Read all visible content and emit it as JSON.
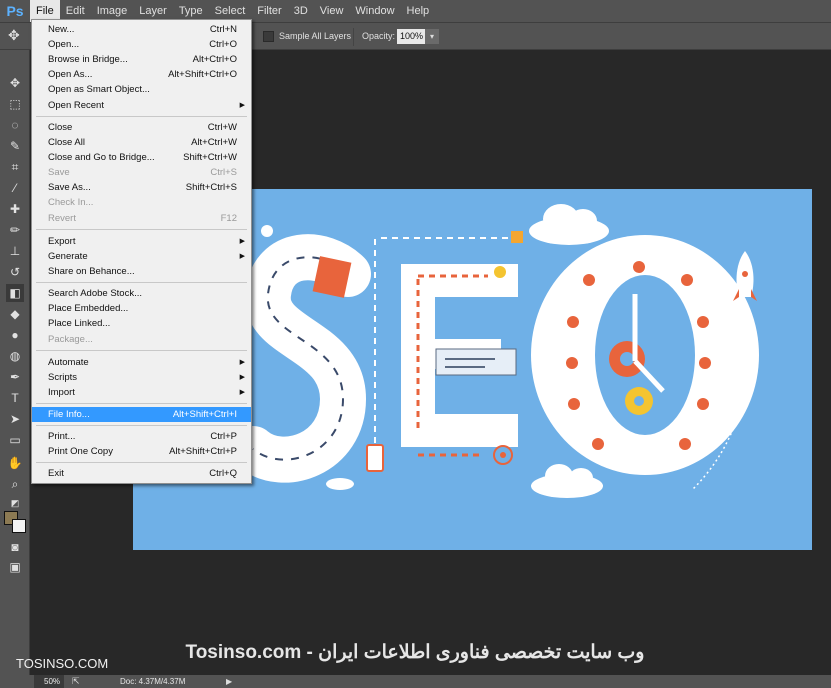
{
  "app": {
    "logo": "Ps"
  },
  "menubar": [
    "File",
    "Edit",
    "Image",
    "Layer",
    "Type",
    "Select",
    "Filter",
    "3D",
    "View",
    "Window",
    "Help"
  ],
  "options": {
    "sample_all_layers": "Sample All Layers",
    "opacity_label": "Opacity:",
    "opacity_value": "100%"
  },
  "file_menu": {
    "items": [
      {
        "label": "New...",
        "shortcut": "Ctrl+N"
      },
      {
        "label": "Open...",
        "shortcut": "Ctrl+O"
      },
      {
        "label": "Browse in Bridge...",
        "shortcut": "Alt+Ctrl+O"
      },
      {
        "label": "Open As...",
        "shortcut": "Alt+Shift+Ctrl+O"
      },
      {
        "label": "Open as Smart Object...",
        "shortcut": ""
      },
      {
        "label": "Open Recent",
        "shortcut": "",
        "submenu": true
      },
      {
        "label": "Close",
        "shortcut": "Ctrl+W"
      },
      {
        "label": "Close All",
        "shortcut": "Alt+Ctrl+W"
      },
      {
        "label": "Close and Go to Bridge...",
        "shortcut": "Shift+Ctrl+W"
      },
      {
        "label": "Save",
        "shortcut": "Ctrl+S",
        "disabled": true
      },
      {
        "label": "Save As...",
        "shortcut": "Shift+Ctrl+S"
      },
      {
        "label": "Check In...",
        "shortcut": "",
        "disabled": true
      },
      {
        "label": "Revert",
        "shortcut": "F12",
        "disabled": true
      },
      {
        "label": "Export",
        "shortcut": "",
        "submenu": true
      },
      {
        "label": "Generate",
        "shortcut": "",
        "submenu": true
      },
      {
        "label": "Share on Behance...",
        "shortcut": ""
      },
      {
        "label": "Search Adobe Stock...",
        "shortcut": ""
      },
      {
        "label": "Place Embedded...",
        "shortcut": ""
      },
      {
        "label": "Place Linked...",
        "shortcut": ""
      },
      {
        "label": "Package...",
        "shortcut": "",
        "disabled": true
      },
      {
        "label": "Automate",
        "shortcut": "",
        "submenu": true
      },
      {
        "label": "Scripts",
        "shortcut": "",
        "submenu": true
      },
      {
        "label": "Import",
        "shortcut": "",
        "submenu": true
      },
      {
        "label": "File Info...",
        "shortcut": "Alt+Shift+Ctrl+I",
        "highlighted": true
      },
      {
        "label": "Print...",
        "shortcut": "Ctrl+P"
      },
      {
        "label": "Print One Copy",
        "shortcut": "Alt+Shift+Ctrl+P"
      },
      {
        "label": "Exit",
        "shortcut": "Ctrl+Q"
      }
    ]
  },
  "canvas": {
    "text": "SEO",
    "background": "#6fb0e7",
    "accent": "#e8643c"
  },
  "watermark": {
    "left": "TOSINSO.COM",
    "center": "Tosinso.com - وب سایت تخصصی فناوری اطلاعات ایران"
  },
  "statusbar": {
    "zoom": "50%",
    "doc": "Doc: 4.37M/4.37M"
  },
  "colors": {
    "ui_panel": "#535353",
    "workspace": "#282828",
    "menu_highlight": "#3399ff",
    "foreground_swatch": "#8c7a53",
    "background_swatch": "#f5f5f5"
  }
}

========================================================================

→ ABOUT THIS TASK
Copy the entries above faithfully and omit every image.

→ ANSWER TO THIS EXERCISE
Read all visible content and emit it as JSON.
{
  "app": {
    "logo": "Ps"
  },
  "menubar": [
    "File",
    "Edit",
    "Image",
    "Layer",
    "Type",
    "Select",
    "Filter",
    "3D",
    "View",
    "Window",
    "Help"
  ],
  "options": {
    "sample_all_layers": "Sample All Layers",
    "opacity_label": "Opacity:",
    "opacity_value": "100%"
  },
  "file_menu": {
    "items": [
      {
        "label": "New...",
        "shortcut": "Ctrl+N"
      },
      {
        "label": "Open...",
        "shortcut": "Ctrl+O"
      },
      {
        "label": "Browse in Bridge...",
        "shortcut": "Alt+Ctrl+O"
      },
      {
        "label": "Open As...",
        "shortcut": "Alt+Shift+Ctrl+O"
      },
      {
        "label": "Open as Smart Object...",
        "shortcut": ""
      },
      {
        "label": "Open Recent",
        "shortcut": "",
        "submenu": true
      },
      {
        "label": "Close",
        "shortcut": "Ctrl+W"
      },
      {
        "label": "Close All",
        "shortcut": "Alt+Ctrl+W"
      },
      {
        "label": "Close and Go to Bridge...",
        "shortcut": "Shift+Ctrl+W"
      },
      {
        "label": "Save",
        "shortcut": "Ctrl+S",
        "disabled": true
      },
      {
        "label": "Save As...",
        "shortcut": "Shift+Ctrl+S"
      },
      {
        "label": "Check In...",
        "shortcut": "",
        "disabled": true
      },
      {
        "label": "Revert",
        "shortcut": "F12",
        "disabled": true
      },
      {
        "label": "Export",
        "shortcut": "",
        "submenu": true
      },
      {
        "label": "Generate",
        "shortcut": "",
        "submenu": true
      },
      {
        "label": "Share on Behance...",
        "shortcut": ""
      },
      {
        "label": "Search Adobe Stock...",
        "shortcut": ""
      },
      {
        "label": "Place Embedded...",
        "shortcut": ""
      },
      {
        "label": "Place Linked...",
        "shortcut": ""
      },
      {
        "label": "Package...",
        "shortcut": "",
        "disabled": true
      },
      {
        "label": "Automate",
        "shortcut": "",
        "submenu": true
      },
      {
        "label": "Scripts",
        "shortcut": "",
        "submenu": true
      },
      {
        "label": "Import",
        "shortcut": "",
        "submenu": true
      },
      {
        "label": "File Info...",
        "shortcut": "Alt+Shift+Ctrl+I",
        "highlighted": true
      },
      {
        "label": "Print...",
        "shortcut": "Ctrl+P"
      },
      {
        "label": "Print One Copy",
        "shortcut": "Alt+Shift+Ctrl+P"
      },
      {
        "label": "Exit",
        "shortcut": "Ctrl+Q"
      }
    ]
  },
  "canvas": {
    "text": "SEO",
    "background": "#6fb0e7",
    "accent": "#e8643c"
  },
  "watermark": {
    "left": "TOSINSO.COM",
    "center": "Tosinso.com - وب سایت تخصصی فناوری اطلاعات ایران"
  },
  "statusbar": {
    "zoom": "50%",
    "doc": "Doc: 4.37M/4.37M"
  },
  "colors": {
    "ui_panel": "#535353",
    "workspace": "#282828",
    "menu_highlight": "#3399ff",
    "foreground_swatch": "#8c7a53",
    "background_swatch": "#f5f5f5"
  }
}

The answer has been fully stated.